The number one thing that I notice about level design is a lot of people don't fully realize just how much time and effort goes into making a great map. To make a great map, you have to put a lot of effort into it.
To give you a feel for what I mean, the three CTF maps I released in the ThreeWave CTF add-on took about two to three weeks each to build. That's working pretty much every day on them until they were done.
That's a long time. Think about that.
I'm going to be a little hard on your map, but you asked me to comment and I can only comment to the standards that I use for myself when I'm making levels. Take these with a grain of salt (pun intended!).
First off, you need to learn better use of textures. Load every texture set and scroll through it--get a feel for them. One of the things I noticed is you used an animated wall texture for a bounce pad. I was quite confused why would a decorative wall display be sitting on the floor then I noticed it was a bounce pad. Use one of the bounce pad textures (they are in the "sfx" texture group) so those players can clearly see where they are and what they are.
You have walls that are simple solid textures that have no variation. This is, in a word, lazy and boring. You need to learn a technique I call wall layering. This is a trick you see in a lot of the CTF maps. I'll include a little screenshot here to show you (you can also download the simple map file I built for these shots):
This shot shows an example of wall layering. Each of the two walls is made up of several textures placed on top of each other. This gives the walls a very polished look and makes the map certainly not "boring." A good part of map making is experimenting with different textures stacked together to make interesting wall-layers.
This shot compares the simple multilayered wall (that I put together in a few minutes) against your wall. I would say it's a pretty big difference. This is what puts the art into level making.
This shot is with r_showtris on and I numbered the layers to show you the brushes that I used to construct it. As you can see, it's pretty simple. I used six brushes to construct the entire wall and just used interesting textures on each one to build a convincing and pleasing layout.
So the general rule is, break your walls up! Don't make walls a solid texture--cut them up into pieces and slap them together in unique ways. Just pretend your are making the walls out of Lego that's 128 and 64 units high and that the Lego has different textures printed on them. Just put them together in a neat layout.
Also, if you are doing CTF map, try sticking to colors for each side. Blue and grey/black for the blue team and red with brown/orange colors for the red team bases.
This brings me to another important thing about map design. Lighting. As I wandered around your map, one thing came to mind: where is the light coming from? There isn't any visible source of light. Light should come from a source, examples being sky, torch, lamp, etc. If you wander the id maps, you'll notice lights everywhere. You need a convincing place for the light to come from!
Even in the little sample map I show above, I slammed a couple torches in there to make some light.

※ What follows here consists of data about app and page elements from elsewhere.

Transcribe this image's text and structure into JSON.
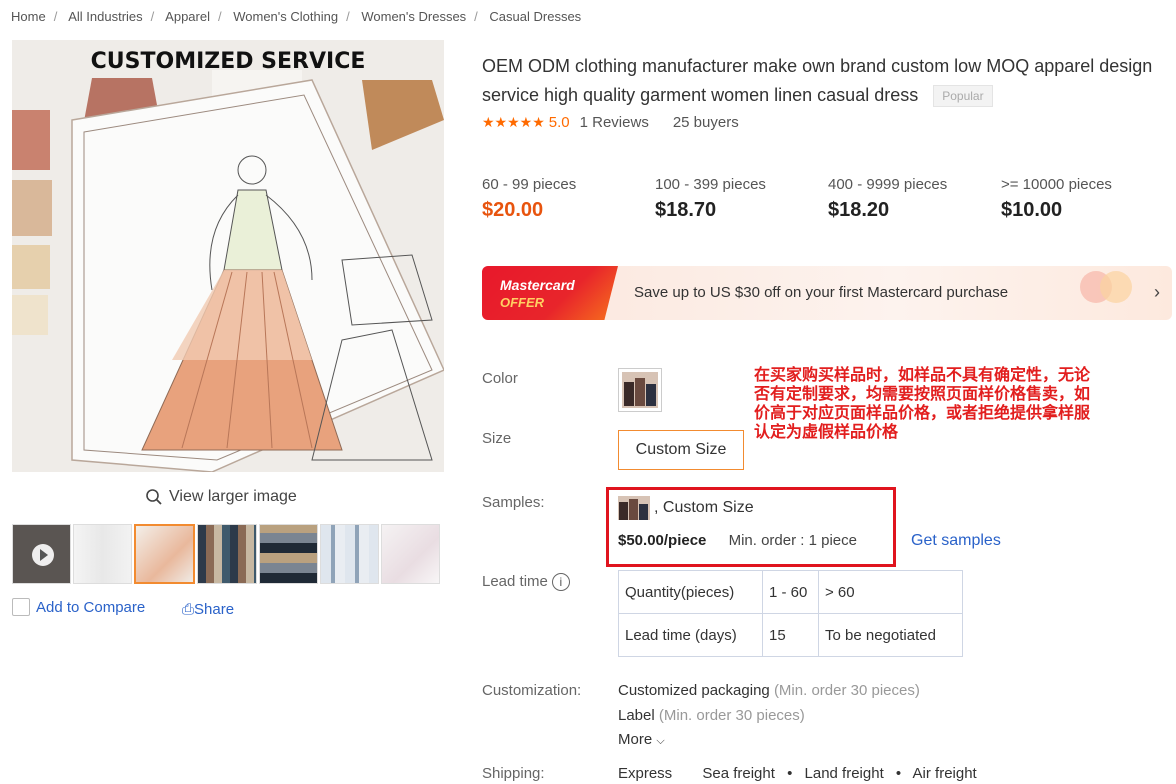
{
  "breadcrumb": [
    "Home",
    "All Industries",
    "Apparel",
    "Women's Clothing",
    "Women's Dresses",
    "Casual Dresses"
  ],
  "gallery": {
    "banner_text": "CUSTOMIZED SERVICE",
    "view_larger": "View larger image",
    "add_to_compare": "Add to Compare",
    "share": "Share"
  },
  "product": {
    "title": "OEM ODM clothing manufacturer make own brand custom low MOQ apparel design service high quality garment women linen casual dress",
    "badge": "Popular",
    "rating": "5.0",
    "reviews": "1 Reviews",
    "buyers": "25 buyers",
    "tiers": [
      {
        "qty": "60 - 99 pieces",
        "price": "$20.00"
      },
      {
        "qty": "100 - 399 pieces",
        "price": "$18.70"
      },
      {
        "qty": "400 - 9999 pieces",
        "price": "$18.20"
      },
      {
        "qty": ">= 10000 pieces",
        "price": "$10.00"
      }
    ]
  },
  "promo": {
    "badge_line1": "Mastercard",
    "badge_line2": "OFFER",
    "text": "Save up to US $30 off on your first Mastercard purchase"
  },
  "options": {
    "color_label": "Color",
    "size_label": "Size",
    "size_value": "Custom Size",
    "samples_label": "Samples:",
    "sample_desc": ", Custom Size",
    "sample_price": "$50.00/piece",
    "sample_moq": "Min. order : 1 piece",
    "get_samples": "Get samples",
    "lead_time_label": "Lead time",
    "lead_table": [
      [
        "Quantity(pieces)",
        "1 - 60",
        "> 60"
      ],
      [
        "Lead time (days)",
        "15",
        "To be negotiated"
      ]
    ],
    "customization_label": "Customization:",
    "custom1": "Customized packaging",
    "custom1_note": "(Min. order 30 pieces)",
    "custom2": "Label",
    "custom2_note": "(Min. order 30 pieces)",
    "more": "More",
    "shipping_label": "Shipping:",
    "shipping_methods": [
      "Express",
      "Sea freight",
      "Land freight",
      "Air freight"
    ]
  },
  "notice": {
    "lines": [
      "在买家购买样品时，如样品不具有确定性，无论",
      "否有定制要求，均需要按照页面样价格售卖，如",
      "价高于对应页面样品价格，或者拒绝提供拿样服",
      "认定为虚假样品价格"
    ]
  }
}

The trick in Q3 is that textures emit light--the flame on the lights in the simple level I showed above throw of most of the light. Point lights (the little light entities) should NOT be the primary source of light. Primary sources should be the sky, touches and base lights. The point light entities should be used to touch up lighting and add additional spread.
You have some areas that are WAY over bright. Specifically the over-the-top read glow in red base. Look at how the lighting in my Q3WCTF1 map is done and you can see how subtle light values and colors and make effective lighting.
Some of the architechure is a little odd. Specifically the columns--they look cool, but what are they holding up? You should lower the ceiling or arch the ceiling down to them so they look like they are supporting something. They look kind of odd just sitting there with nothing on top of them.
You need to work on some of your layout. The bounce pad to the hole in the floor is just broken--I bounced on it five times before I got myself through the hole. This is just badly laid out. If you hit the bounce pad, you should NOT get hung up. There are two solutions to this--make the target of the trigger push further up so you get blasted up there with more velocity and secondly, make the hole bigger!
You might want to inset the bounce pad into the wall like a column. See the bounce pad to the quad in my q3wctf1 map--it's a cut out in the wall with a curve behind it. Moving the hole to the edge of the room and cutting a column may work a lot better.
With a lot of work, experimentation and tweaking, you could make the map look awesome and play great.